* **WHAT THE TASK ASKS**
Give back all the entries below. Omit none of them.

*** Block opens ***

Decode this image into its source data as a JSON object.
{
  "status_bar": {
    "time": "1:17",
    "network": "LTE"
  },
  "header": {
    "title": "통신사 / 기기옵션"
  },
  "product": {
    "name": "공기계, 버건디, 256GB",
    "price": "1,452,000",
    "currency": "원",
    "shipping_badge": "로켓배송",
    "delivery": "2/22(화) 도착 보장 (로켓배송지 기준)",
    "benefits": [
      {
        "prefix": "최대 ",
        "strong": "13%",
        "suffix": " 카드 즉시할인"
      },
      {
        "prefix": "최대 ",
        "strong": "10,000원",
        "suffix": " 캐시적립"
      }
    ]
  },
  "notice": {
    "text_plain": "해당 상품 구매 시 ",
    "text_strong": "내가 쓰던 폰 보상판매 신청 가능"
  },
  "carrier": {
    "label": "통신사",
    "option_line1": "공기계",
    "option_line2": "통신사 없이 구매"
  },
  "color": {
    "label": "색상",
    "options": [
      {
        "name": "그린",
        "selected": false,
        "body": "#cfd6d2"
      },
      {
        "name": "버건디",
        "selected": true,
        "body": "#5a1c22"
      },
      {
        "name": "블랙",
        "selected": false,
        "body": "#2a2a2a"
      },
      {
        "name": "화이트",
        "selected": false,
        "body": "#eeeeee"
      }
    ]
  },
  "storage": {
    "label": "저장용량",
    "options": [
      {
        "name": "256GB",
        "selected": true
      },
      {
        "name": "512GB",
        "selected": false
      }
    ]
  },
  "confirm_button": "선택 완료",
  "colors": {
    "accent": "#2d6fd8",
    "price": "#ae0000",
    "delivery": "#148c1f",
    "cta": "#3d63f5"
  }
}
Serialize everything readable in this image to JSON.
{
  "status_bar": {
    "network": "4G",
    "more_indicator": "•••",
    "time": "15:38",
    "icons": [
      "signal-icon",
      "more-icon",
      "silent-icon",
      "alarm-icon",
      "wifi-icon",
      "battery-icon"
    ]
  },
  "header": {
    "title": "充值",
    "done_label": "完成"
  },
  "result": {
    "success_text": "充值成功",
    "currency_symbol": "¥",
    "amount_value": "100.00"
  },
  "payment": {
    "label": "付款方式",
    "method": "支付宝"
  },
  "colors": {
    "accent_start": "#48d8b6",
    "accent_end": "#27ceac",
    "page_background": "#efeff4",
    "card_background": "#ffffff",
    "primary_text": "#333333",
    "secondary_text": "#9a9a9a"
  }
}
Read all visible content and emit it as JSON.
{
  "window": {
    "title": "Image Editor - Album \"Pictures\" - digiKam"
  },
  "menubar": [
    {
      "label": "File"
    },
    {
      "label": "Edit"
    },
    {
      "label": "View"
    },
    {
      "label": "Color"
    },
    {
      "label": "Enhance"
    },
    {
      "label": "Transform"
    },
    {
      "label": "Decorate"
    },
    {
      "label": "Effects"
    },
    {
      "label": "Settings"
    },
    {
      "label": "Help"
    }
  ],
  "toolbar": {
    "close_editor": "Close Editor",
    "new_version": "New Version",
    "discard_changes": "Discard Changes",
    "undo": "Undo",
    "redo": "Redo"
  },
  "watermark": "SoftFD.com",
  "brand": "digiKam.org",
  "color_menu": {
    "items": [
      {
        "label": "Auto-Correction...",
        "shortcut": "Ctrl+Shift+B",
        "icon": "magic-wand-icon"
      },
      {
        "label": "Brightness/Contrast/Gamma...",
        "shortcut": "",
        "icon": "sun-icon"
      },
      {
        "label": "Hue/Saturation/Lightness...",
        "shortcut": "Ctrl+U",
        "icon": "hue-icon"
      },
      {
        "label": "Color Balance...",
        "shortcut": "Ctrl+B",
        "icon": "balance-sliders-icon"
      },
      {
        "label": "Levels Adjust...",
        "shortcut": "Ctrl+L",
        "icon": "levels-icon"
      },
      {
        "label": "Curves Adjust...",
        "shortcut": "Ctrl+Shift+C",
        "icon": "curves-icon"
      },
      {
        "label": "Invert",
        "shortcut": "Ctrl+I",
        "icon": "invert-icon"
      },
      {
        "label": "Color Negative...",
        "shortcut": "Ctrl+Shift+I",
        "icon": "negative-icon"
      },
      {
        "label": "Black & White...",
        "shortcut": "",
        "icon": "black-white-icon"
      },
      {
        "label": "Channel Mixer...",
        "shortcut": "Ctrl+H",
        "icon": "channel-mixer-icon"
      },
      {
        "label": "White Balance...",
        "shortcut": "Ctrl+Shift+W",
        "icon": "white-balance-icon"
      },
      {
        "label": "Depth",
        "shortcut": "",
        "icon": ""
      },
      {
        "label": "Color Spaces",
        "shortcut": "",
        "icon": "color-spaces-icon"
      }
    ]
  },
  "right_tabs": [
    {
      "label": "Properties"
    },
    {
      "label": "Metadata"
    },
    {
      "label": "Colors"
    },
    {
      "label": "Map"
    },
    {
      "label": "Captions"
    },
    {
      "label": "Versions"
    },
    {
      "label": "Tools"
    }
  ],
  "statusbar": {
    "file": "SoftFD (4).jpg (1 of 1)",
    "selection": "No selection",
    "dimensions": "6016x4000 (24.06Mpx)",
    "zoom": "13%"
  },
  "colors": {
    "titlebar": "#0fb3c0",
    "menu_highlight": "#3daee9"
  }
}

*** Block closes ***

* **EXERCISE ANSWER**
Decode this image into its source data as a JSON object.
{
  "status_bar": {
    "time": "1:17",
    "network": "LTE"
  },
  "header": {
    "title": "통신사 / 기기옵션"
  },
  "product": {
    "name": "공기계, 버건디, 256GB",
    "price": "1,452,000",
    "currency": "원",
    "shipping_badge": "로켓배송",
    "delivery": "2/22(화) 도착 보장 (로켓배송지 기준)",
    "benefits": [
      {
        "prefix": "최대 ",
        "strong": "13%",
        "suffix": " 카드 즉시할인"
      },
      {
        "prefix": "최대 ",
        "strong": "10,000원",
        "suffix": " 캐시적립"
      }
    ]
  },
  "notice": {
    "text_plain": "해당 상품 구매 시 ",
    "text_strong": "내가 쓰던 폰 보상판매 신청 가능"
  },
  "carrier": {
    "label": "통신사",
    "option_line1": "공기계",
    "option_line2": "통신사 없이 구매"
  },
  "color": {
    "label": "색상",
    "options": [
      {
        "name": "그린",
        "selected": false,
        "body": "#cfd6d2"
      },
      {
        "name": "버건디",
        "selected": true,
        "body": "#5a1c22"
      },
      {
        "name": "블랙",
        "selected": false,
        "body": "#2a2a2a"
      },
      {
        "name": "화이트",
        "selected": false,
        "body": "#eeeeee"
      }
    ]
  },
  "storage": {
    "label": "저장용량",
    "options": [
      {
        "name": "256GB",
        "selected": true
      },
      {
        "name": "512GB",
        "selected": false
      }
    ]
  },
  "confirm_button": "선택 완료",
  "colors": {
    "accent": "#2d6fd8",
    "price": "#ae0000",
    "delivery": "#148c1f",
    "cta": "#3d63f5"
  }
}
Serialize everything readable in this image to JSON.
{
  "status_bar": {
    "network": "4G",
    "more_indicator": "•••",
    "time": "15:38",
    "icons": [
      "signal-icon",
      "more-icon",
      "silent-icon",
      "alarm-icon",
      "wifi-icon",
      "battery-icon"
    ]
  },
  "header": {
    "title": "充值",
    "done_label": "完成"
  },
  "result": {
    "success_text": "充值成功",
    "currency_symbol": "¥",
    "amount_value": "100.00"
  },
  "payment": {
    "label": "付款方式",
    "method": "支付宝"
  },
  "colors": {
    "accent_start": "#48d8b6",
    "accent_end": "#27ceac",
    "page_background": "#efeff4",
    "card_background": "#ffffff",
    "primary_text": "#333333",
    "secondary_text": "#9a9a9a"
  }
}
Read all visible content and emit it as JSON.
{
  "window": {
    "title": "Image Editor - Album \"Pictures\" - digiKam"
  },
  "menubar": [
    {
      "label": "File"
    },
    {
      "label": "Edit"
    },
    {
      "label": "View"
    },
    {
      "label": "Color"
    },
    {
      "label": "Enhance"
    },
    {
      "label": "Transform"
    },
    {
      "label": "Decorate"
    },
    {
      "label": "Effects"
    },
    {
      "label": "Settings"
    },
    {
      "label": "Help"
    }
  ],
  "toolbar": {
    "close_editor": "Close Editor",
    "new_version": "New Version",
    "discard_changes": "Discard Changes",
    "undo": "Undo",
    "redo": "Redo"
  },
  "watermark": "SoftFD.com",
  "brand": "digiKam.org",
  "color_menu": {
    "items": [
      {
        "label": "Auto-Correction...",
        "shortcut": "Ctrl+Shift+B",
        "icon": "magic-wand-icon"
      },
      {
        "label": "Brightness/Contrast/Gamma...",
        "shortcut": "",
        "icon": "sun-icon"
      },
      {
        "label": "Hue/Saturation/Lightness...",
        "shortcut": "Ctrl+U",
        "icon": "hue-icon"
      },
      {
        "label": "Color Balance...",
        "shortcut": "Ctrl+B",
        "icon": "balance-sliders-icon"
      },
      {
        "label": "Levels Adjust...",
        "shortcut": "Ctrl+L",
        "icon": "levels-icon"
      },
      {
        "label": "Curves Adjust...",
        "shortcut": "Ctrl+Shift+C",
        "icon": "curves-icon"
      },
      {
        "label": "Invert",
        "shortcut": "Ctrl+I",
        "icon": "invert-icon"
      },
      {
        "label": "Color Negative...",
        "shortcut": "Ctrl+Shift+I",
        "icon": "negative-icon"
      },
      {
        "label": "Black & White...",
        "shortcut": "",
        "icon": "black-white-icon"
      },
      {
        "label": "Channel Mixer...",
        "shortcut": "Ctrl+H",
        "icon": "channel-mixer-icon"
      },
      {
        "label": "White Balance...",
        "shortcut": "Ctrl+Shift+W",
        "icon": "white-balance-icon"
      },
      {
        "label": "Depth",
        "shortcut": "",
        "icon": ""
      },
      {
        "label": "Color Spaces",
        "shortcut": "",
        "icon": "color-spaces-icon"
      }
    ]
  },
  "right_tabs": [
    {
      "label": "Properties"
    },
    {
      "label": "Metadata"
    },
    {
      "label": "Colors"
    },
    {
      "label": "Map"
    },
    {
      "label": "Captions"
    },
    {
      "label": "Versions"
    },
    {
      "label": "Tools"
    }
  ],
  "statusbar": {
    "file": "SoftFD (4).jpg (1 of 1)",
    "selection": "No selection",
    "dimensions": "6016x4000 (24.06Mpx)",
    "zoom": "13%"
  },
  "colors": {
    "titlebar": "#0fb3c0",
    "menu_highlight": "#3daee9"
  }
}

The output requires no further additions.